§ Your goal
For each line of the listing, output an exact copy.

Supplied material below:

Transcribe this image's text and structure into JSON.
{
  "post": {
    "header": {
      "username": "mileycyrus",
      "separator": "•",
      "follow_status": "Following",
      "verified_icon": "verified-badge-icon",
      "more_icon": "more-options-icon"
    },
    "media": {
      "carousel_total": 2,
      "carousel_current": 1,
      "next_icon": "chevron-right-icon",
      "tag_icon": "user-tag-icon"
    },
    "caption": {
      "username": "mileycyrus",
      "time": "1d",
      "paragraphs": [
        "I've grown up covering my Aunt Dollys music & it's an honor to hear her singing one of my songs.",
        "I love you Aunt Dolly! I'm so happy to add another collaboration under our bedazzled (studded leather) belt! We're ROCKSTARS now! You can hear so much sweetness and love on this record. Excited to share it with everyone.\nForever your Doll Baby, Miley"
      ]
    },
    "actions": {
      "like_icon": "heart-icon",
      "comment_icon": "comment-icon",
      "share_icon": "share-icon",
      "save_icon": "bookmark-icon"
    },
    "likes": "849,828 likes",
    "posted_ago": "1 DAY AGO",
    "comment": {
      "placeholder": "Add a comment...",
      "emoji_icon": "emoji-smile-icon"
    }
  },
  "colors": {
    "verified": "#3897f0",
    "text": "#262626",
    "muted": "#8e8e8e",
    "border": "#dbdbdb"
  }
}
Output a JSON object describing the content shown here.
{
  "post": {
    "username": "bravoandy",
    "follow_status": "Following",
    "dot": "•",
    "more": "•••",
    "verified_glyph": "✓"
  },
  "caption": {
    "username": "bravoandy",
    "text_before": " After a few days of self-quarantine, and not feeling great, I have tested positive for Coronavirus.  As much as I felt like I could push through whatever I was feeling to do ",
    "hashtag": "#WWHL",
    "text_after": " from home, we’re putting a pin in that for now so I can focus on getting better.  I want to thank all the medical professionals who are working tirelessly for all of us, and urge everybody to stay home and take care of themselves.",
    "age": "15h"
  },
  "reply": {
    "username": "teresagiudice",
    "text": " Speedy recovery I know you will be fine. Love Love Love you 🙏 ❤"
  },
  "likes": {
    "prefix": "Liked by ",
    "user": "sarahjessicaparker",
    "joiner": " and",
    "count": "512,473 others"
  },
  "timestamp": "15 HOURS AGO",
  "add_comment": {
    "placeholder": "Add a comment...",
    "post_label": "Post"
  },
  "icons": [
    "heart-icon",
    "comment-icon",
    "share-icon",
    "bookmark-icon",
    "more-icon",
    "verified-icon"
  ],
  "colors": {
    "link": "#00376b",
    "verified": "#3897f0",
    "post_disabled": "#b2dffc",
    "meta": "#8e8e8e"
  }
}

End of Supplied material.

§ The completed task
Transcribe this image's text and structure into JSON.
{
  "post": {
    "header": {
      "username": "mileycyrus",
      "separator": "•",
      "follow_status": "Following",
      "verified_icon": "verified-badge-icon",
      "more_icon": "more-options-icon"
    },
    "media": {
      "carousel_total": 2,
      "carousel_current": 1,
      "next_icon": "chevron-right-icon",
      "tag_icon": "user-tag-icon"
    },
    "caption": {
      "username": "mileycyrus",
      "time": "1d",
      "paragraphs": [
        "I've grown up covering my Aunt Dollys music & it's an honor to hear her singing one of my songs.",
        "I love you Aunt Dolly! I'm so happy to add another collaboration under our bedazzled (studded leather) belt! We're ROCKSTARS now! You can hear so much sweetness and love on this record. Excited to share it with everyone.\nForever your Doll Baby, Miley"
      ]
    },
    "actions": {
      "like_icon": "heart-icon",
      "comment_icon": "comment-icon",
      "share_icon": "share-icon",
      "save_icon": "bookmark-icon"
    },
    "likes": "849,828 likes",
    "posted_ago": "1 DAY AGO",
    "comment": {
      "placeholder": "Add a comment...",
      "emoji_icon": "emoji-smile-icon"
    }
  },
  "colors": {
    "verified": "#3897f0",
    "text": "#262626",
    "muted": "#8e8e8e",
    "border": "#dbdbdb"
  }
}
Output a JSON object describing the content shown here.
{
  "post": {
    "username": "bravoandy",
    "follow_status": "Following",
    "dot": "•",
    "more": "•••",
    "verified_glyph": "✓"
  },
  "caption": {
    "username": "bravoandy",
    "text_before": " After a few days of self-quarantine, and not feeling great, I have tested positive for Coronavirus.  As much as I felt like I could push through whatever I was feeling to do ",
    "hashtag": "#WWHL",
    "text_after": " from home, we’re putting a pin in that for now so I can focus on getting better.  I want to thank all the medical professionals who are working tirelessly for all of us, and urge everybody to stay home and take care of themselves.",
    "age": "15h"
  },
  "reply": {
    "username": "teresagiudice",
    "text": " Speedy recovery I know you will be fine. Love Love Love you 🙏 ❤"
  },
  "likes": {
    "prefix": "Liked by ",
    "user": "sarahjessicaparker",
    "joiner": " and",
    "count": "512,473 others"
  },
  "timestamp": "15 HOURS AGO",
  "add_comment": {
    "placeholder": "Add a comment...",
    "post_label": "Post"
  },
  "icons": [
    "heart-icon",
    "comment-icon",
    "share-icon",
    "bookmark-icon",
    "more-icon",
    "verified-icon"
  ],
  "colors": {
    "link": "#00376b",
    "verified": "#3897f0",
    "post_disabled": "#b2dffc",
    "meta": "#8e8e8e"
  }
}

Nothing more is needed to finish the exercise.